··· Data to process
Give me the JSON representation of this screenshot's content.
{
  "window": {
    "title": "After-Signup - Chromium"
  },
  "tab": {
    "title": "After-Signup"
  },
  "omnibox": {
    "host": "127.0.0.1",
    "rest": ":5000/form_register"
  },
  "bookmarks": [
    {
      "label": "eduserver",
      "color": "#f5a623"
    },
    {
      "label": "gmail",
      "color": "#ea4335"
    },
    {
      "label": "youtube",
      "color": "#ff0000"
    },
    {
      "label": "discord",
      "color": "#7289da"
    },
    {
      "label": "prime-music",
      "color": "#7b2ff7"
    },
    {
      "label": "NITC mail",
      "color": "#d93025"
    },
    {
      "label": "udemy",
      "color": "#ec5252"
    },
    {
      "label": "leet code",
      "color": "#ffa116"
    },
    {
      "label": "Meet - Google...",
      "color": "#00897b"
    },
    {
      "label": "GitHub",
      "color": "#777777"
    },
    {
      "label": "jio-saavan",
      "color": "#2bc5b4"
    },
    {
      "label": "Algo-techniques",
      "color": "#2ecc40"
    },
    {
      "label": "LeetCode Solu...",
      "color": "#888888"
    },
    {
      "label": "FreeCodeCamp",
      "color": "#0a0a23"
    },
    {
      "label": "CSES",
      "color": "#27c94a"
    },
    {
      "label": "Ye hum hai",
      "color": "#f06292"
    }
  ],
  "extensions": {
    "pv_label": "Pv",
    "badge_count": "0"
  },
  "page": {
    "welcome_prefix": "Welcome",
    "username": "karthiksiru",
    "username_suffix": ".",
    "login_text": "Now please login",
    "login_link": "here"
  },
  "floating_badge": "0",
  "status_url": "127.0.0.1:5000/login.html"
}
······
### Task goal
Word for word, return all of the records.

### Reply
Give me the JSON representation of this screenshot's content.
{
  "window": {
    "title": "After-Signup - Chromium"
  },
  "tab": {
    "title": "After-Signup"
  },
  "omnibox": {
    "host": "127.0.0.1",
    "rest": ":5000/form_register"
  },
  "bookmarks": [
    {
      "label": "eduserver",
      "color": "#f5a623"
    },
    {
      "label": "gmail",
      "color": "#ea4335"
    },
    {
      "label": "youtube",
      "color": "#ff0000"
    },
    {
      "label": "discord",
      "color": "#7289da"
    },
    {
      "label": "prime-music",
      "color": "#7b2ff7"
    },
    {
      "label": "NITC mail",
      "color": "#d93025"
    },
    {
      "label": "udemy",
      "color": "#ec5252"
    },
    {
      "label": "leet code",
      "color": "#ffa116"
    },
    {
      "label": "Meet - Google...",
      "color": "#00897b"
    },
    {
      "label": "GitHub",
      "color": "#777777"
    },
    {
      "label": "jio-saavan",
      "color": "#2bc5b4"
    },
    {
      "label": "Algo-techniques",
      "color": "#2ecc40"
    },
    {
      "label": "LeetCode Solu...",
      "color": "#888888"
    },
    {
      "label": "FreeCodeCamp",
      "color": "#0a0a23"
    },
    {
      "label": "CSES",
      "color": "#27c94a"
    },
    {
      "label": "Ye hum hai",
      "color": "#f06292"
    }
  ],
  "extensions": {
    "pv_label": "Pv",
    "badge_count": "0"
  },
  "page": {
    "welcome_prefix": "Welcome",
    "username": "karthiksiru",
    "username_suffix": ".",
    "login_text": "Now please login",
    "login_link": "here"
  },
  "floating_badge": "0",
  "status_url": "127.0.0.1:5000/login.html"
}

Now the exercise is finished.